Available records>
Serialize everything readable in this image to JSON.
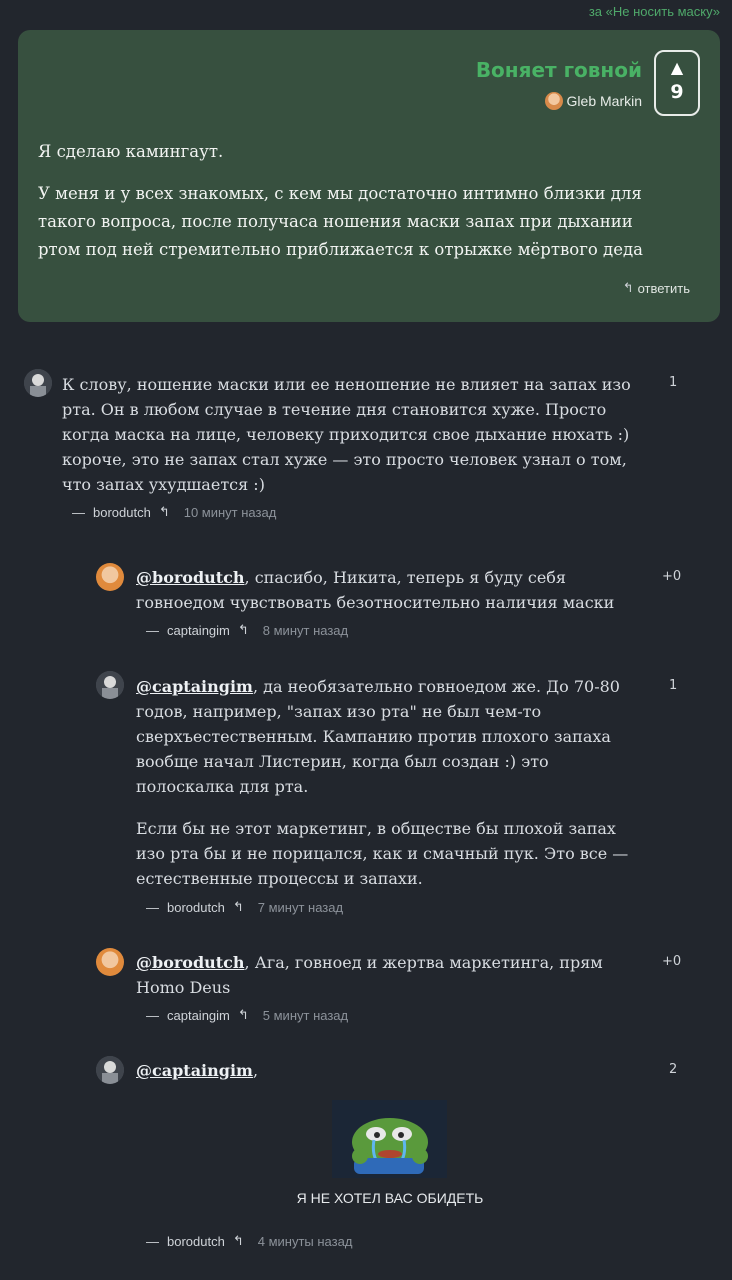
{
  "top_link": "за «Не носить маску»",
  "post": {
    "title": "Воняет говной",
    "author": "Gleb Markin",
    "votes": "9",
    "vote_arrow": "▲",
    "paragraphs": [
      "Я сделаю камингаут.",
      "У меня и у всех знакомых, с кем мы достаточно интимно близки для такого вопроса, после получаса ношения маски запах при дыхании ртом под ней стремительно приближается к отрыжке мёртвого деда"
    ],
    "reply_label": "ответить"
  },
  "comments": [
    {
      "author": "borodutch",
      "score": "1",
      "time": "10 минут назад",
      "mention": "",
      "paragraphs": [
        "К слову, ношение маски или ее неношение не влияет на запах изо рта. Он в любом случае в течение дня становится хуже. Просто когда маска на лице, человеку приходится свое дыхание нюхать :) короче, это не запах стал хуже — это просто человек узнал о том, что запах ухудшается :)"
      ]
    },
    {
      "author": "captaingim",
      "score": "+0",
      "time": "8 минут назад",
      "mention": "@borodutch",
      "paragraphs": [
        ", спасибо, Никита, теперь я буду себя говноедом чувствовать безотносительно наличия маски"
      ]
    },
    {
      "author": "borodutch",
      "score": "1",
      "time": "7 минут назад",
      "mention": "@captaingim",
      "paragraphs": [
        ", да необязательно говноедом же. До 70-80 годов, например, \"запах изо рта\" не был чем-то сверхъестественным. Кампанию против плохого запаха вообще начал Листерин, когда был создан :) это полоскалка для рта.",
        "Если бы не этот маркетинг, в обществе бы плохой запах изо рта бы и не порицался, как и смачный пук. Это все — естественные процессы и запахи."
      ]
    },
    {
      "author": "captaingim",
      "score": "+0",
      "time": "5 минут назад",
      "mention": "@borodutch",
      "paragraphs": [
        ", Ага, говноед и жертва маркетинга, прям Homo Deus"
      ]
    },
    {
      "author": "borodutch",
      "score": "2",
      "time": "4 минуты назад",
      "mention": "@captaingim",
      "paragraphs": [
        ","
      ],
      "caption": "Я НЕ ХОТЕЛ ВАС ОБИДЕТЬ"
    }
  ],
  "meta_dash": "—",
  "reply_icon": "reply-arrow-icon",
  "colors": {
    "background": "#22262d",
    "card": "#37503f",
    "accent": "#49b265"
  }
}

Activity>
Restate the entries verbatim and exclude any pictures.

Solution for this exercise>
Serialize everything readable in this image to JSON.
{
  "top_link": "за «Не носить маску»",
  "post": {
    "title": "Воняет говной",
    "author": "Gleb Markin",
    "votes": "9",
    "vote_arrow": "▲",
    "paragraphs": [
      "Я сделаю камингаут.",
      "У меня и у всех знакомых, с кем мы достаточно интимно близки для такого вопроса, после получаса ношения маски запах при дыхании ртом под ней стремительно приближается к отрыжке мёртвого деда"
    ],
    "reply_label": "ответить"
  },
  "comments": [
    {
      "author": "borodutch",
      "score": "1",
      "time": "10 минут назад",
      "mention": "",
      "paragraphs": [
        "К слову, ношение маски или ее неношение не влияет на запах изо рта. Он в любом случае в течение дня становится хуже. Просто когда маска на лице, человеку приходится свое дыхание нюхать :) короче, это не запах стал хуже — это просто человек узнал о том, что запах ухудшается :)"
      ]
    },
    {
      "author": "captaingim",
      "score": "+0",
      "time": "8 минут назад",
      "mention": "@borodutch",
      "paragraphs": [
        ", спасибо, Никита, теперь я буду себя говноедом чувствовать безотносительно наличия маски"
      ]
    },
    {
      "author": "borodutch",
      "score": "1",
      "time": "7 минут назад",
      "mention": "@captaingim",
      "paragraphs": [
        ", да необязательно говноедом же. До 70-80 годов, например, \"запах изо рта\" не был чем-то сверхъестественным. Кампанию против плохого запаха вообще начал Листерин, когда был создан :) это полоскалка для рта.",
        "Если бы не этот маркетинг, в обществе бы плохой запах изо рта бы и не порицался, как и смачный пук. Это все — естественные процессы и запахи."
      ]
    },
    {
      "author": "captaingim",
      "score": "+0",
      "time": "5 минут назад",
      "mention": "@borodutch",
      "paragraphs": [
        ", Ага, говноед и жертва маркетинга, прям Homo Deus"
      ]
    },
    {
      "author": "borodutch",
      "score": "2",
      "time": "4 минуты назад",
      "mention": "@captaingim",
      "paragraphs": [
        ","
      ],
      "caption": "Я НЕ ХОТЕЛ ВАС ОБИДЕТЬ"
    }
  ],
  "meta_dash": "—",
  "reply_icon": "reply-arrow-icon",
  "colors": {
    "background": "#22262d",
    "card": "#37503f",
    "accent": "#49b265"
  }
}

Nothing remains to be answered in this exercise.